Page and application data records

◇ ◇ ◇ ◇ ◇ ◇ ◇

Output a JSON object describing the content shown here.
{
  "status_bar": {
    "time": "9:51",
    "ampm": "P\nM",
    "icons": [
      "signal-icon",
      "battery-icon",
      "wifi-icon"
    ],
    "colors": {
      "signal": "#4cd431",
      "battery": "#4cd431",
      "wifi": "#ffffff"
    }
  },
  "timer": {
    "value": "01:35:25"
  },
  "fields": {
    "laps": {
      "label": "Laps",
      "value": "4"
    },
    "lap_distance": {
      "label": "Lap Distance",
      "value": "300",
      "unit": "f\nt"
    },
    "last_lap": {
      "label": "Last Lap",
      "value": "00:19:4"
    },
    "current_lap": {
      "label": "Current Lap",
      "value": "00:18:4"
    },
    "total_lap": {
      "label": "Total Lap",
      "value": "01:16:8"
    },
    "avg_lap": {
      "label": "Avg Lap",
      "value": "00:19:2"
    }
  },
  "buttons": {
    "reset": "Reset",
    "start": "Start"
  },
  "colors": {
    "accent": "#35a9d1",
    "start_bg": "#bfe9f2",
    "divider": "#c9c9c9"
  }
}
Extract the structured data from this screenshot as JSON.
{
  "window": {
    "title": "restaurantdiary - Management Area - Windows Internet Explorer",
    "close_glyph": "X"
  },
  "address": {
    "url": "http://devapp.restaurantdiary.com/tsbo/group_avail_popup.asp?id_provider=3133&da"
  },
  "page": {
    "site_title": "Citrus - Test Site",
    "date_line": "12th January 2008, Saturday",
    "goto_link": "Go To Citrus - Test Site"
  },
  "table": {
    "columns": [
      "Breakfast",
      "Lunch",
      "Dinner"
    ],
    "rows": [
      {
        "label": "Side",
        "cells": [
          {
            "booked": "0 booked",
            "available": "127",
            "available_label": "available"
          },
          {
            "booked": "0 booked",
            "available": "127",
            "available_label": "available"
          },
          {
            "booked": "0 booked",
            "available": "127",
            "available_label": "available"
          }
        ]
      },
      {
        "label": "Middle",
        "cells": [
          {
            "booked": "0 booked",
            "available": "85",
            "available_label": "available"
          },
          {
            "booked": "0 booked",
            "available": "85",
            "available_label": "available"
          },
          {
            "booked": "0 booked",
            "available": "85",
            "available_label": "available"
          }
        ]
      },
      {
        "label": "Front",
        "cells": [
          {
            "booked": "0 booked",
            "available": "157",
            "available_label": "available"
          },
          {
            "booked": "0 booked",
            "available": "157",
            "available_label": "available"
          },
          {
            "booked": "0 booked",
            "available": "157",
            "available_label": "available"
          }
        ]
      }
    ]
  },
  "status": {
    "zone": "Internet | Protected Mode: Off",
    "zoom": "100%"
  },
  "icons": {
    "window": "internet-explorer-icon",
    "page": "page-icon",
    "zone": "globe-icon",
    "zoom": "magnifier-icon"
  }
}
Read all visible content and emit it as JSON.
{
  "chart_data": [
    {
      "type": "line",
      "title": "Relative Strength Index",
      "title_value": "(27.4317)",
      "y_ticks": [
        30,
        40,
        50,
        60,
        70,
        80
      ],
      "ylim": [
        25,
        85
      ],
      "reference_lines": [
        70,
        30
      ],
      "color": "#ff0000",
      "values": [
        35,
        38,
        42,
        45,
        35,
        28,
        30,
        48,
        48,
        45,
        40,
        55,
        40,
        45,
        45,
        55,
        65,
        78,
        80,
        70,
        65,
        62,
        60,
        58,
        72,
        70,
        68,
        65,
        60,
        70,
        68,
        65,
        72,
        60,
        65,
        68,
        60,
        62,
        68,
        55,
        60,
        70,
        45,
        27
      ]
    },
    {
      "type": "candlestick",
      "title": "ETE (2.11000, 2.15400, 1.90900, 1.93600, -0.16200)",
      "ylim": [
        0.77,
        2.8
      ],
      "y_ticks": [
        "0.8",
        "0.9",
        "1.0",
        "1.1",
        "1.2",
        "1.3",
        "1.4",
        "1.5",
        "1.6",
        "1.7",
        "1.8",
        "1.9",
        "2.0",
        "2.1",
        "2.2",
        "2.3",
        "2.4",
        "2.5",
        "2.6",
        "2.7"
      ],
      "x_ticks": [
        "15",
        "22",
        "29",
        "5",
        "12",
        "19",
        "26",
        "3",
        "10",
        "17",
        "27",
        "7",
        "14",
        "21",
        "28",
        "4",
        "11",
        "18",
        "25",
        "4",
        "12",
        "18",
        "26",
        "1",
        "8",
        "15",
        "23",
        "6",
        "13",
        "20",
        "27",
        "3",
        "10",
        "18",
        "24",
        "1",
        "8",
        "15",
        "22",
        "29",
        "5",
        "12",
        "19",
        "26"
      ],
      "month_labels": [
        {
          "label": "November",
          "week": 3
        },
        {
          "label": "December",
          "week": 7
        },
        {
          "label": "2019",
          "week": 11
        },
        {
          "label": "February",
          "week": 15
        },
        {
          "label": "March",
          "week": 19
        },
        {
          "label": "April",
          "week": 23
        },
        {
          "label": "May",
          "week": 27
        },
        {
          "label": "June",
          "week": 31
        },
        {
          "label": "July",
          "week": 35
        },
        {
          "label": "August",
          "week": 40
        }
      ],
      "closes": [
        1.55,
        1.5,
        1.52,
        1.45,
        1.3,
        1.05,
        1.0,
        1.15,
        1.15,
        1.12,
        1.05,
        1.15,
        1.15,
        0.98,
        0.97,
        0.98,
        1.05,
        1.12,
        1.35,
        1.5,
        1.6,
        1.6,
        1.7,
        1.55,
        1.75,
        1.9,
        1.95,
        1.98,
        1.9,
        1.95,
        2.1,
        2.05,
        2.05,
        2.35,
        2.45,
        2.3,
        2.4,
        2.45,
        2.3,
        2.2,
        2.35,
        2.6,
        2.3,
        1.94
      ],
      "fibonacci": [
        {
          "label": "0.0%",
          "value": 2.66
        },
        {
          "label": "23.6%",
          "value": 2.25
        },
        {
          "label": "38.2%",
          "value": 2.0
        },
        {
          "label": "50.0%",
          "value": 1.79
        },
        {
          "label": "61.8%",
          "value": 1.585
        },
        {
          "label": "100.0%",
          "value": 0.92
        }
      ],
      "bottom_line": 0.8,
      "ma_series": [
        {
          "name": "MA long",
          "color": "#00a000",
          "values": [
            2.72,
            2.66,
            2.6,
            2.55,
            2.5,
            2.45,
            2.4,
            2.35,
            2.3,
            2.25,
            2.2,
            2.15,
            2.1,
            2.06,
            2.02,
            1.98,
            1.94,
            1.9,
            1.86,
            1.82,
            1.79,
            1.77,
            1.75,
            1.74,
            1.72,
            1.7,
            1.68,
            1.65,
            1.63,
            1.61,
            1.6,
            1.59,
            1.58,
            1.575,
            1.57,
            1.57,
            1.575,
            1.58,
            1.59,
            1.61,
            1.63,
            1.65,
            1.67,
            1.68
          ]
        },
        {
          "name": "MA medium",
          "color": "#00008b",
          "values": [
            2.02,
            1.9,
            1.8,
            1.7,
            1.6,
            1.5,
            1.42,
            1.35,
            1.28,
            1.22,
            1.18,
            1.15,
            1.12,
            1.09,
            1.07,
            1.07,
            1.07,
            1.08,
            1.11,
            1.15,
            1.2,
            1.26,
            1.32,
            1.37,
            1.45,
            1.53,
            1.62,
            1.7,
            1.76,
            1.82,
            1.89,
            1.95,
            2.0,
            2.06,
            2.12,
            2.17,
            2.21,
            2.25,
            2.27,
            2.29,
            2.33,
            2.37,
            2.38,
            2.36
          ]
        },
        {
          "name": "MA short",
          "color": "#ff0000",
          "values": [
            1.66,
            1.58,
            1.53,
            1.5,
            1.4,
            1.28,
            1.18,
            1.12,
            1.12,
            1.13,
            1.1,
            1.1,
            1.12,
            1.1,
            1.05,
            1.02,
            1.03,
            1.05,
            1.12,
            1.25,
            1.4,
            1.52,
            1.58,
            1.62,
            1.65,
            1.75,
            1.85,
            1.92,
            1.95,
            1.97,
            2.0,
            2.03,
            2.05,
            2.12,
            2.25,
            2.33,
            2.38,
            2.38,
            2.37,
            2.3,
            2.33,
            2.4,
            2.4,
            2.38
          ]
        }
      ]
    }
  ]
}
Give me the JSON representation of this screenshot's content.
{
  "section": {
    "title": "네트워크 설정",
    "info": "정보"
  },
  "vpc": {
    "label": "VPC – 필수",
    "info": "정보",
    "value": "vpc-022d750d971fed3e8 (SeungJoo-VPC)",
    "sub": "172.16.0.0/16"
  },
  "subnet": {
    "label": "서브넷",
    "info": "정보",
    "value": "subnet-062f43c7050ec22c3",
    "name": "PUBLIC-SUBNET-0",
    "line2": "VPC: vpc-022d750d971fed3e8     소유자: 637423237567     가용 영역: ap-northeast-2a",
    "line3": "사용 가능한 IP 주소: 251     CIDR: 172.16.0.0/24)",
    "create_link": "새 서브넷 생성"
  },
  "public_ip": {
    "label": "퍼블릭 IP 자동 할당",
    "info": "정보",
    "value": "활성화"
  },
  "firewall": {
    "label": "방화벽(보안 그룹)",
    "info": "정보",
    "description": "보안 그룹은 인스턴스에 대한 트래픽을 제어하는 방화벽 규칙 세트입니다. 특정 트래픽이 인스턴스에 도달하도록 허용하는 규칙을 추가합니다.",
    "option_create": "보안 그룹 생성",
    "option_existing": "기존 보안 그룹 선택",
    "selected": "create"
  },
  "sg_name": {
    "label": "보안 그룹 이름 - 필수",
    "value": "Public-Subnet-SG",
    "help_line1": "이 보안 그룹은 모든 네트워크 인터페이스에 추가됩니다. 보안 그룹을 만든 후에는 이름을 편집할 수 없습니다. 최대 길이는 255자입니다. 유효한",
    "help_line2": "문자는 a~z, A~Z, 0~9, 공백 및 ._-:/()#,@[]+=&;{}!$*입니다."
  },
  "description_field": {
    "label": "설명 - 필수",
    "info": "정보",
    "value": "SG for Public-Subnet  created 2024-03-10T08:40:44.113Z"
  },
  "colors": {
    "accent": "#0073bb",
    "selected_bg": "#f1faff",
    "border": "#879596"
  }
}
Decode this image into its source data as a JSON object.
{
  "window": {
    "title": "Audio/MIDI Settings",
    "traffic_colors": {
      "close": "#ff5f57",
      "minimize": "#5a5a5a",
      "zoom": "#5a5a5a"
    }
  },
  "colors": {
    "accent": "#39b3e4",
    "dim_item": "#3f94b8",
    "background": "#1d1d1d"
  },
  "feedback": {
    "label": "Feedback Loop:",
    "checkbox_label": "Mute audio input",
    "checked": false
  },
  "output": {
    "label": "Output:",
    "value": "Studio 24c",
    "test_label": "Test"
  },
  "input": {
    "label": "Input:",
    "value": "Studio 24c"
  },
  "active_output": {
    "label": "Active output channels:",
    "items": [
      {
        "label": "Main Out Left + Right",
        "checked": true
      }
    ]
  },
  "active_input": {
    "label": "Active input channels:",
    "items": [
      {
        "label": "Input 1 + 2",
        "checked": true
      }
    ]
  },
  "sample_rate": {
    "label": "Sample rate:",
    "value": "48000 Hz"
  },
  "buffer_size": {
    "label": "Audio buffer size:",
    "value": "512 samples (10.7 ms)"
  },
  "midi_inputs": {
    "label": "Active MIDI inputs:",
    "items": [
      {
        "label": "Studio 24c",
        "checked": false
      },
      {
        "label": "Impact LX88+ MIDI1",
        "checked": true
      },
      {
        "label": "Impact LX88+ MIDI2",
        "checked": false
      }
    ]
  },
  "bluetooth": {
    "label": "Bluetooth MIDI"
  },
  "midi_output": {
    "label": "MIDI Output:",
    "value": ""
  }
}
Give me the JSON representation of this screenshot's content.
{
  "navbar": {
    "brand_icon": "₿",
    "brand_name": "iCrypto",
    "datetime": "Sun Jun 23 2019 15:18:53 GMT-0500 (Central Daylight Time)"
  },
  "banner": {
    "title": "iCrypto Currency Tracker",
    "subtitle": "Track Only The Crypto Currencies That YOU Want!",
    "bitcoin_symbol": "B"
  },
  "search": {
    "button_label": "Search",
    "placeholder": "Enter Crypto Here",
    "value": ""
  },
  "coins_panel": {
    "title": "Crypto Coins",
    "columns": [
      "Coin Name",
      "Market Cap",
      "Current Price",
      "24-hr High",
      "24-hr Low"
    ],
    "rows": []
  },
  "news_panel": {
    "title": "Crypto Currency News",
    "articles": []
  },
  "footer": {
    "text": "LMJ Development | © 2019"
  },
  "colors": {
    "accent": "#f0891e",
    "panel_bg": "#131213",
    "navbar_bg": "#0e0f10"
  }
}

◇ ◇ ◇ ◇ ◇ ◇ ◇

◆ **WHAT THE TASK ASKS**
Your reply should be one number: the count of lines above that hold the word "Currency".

◆ **ANSWER AREA**
2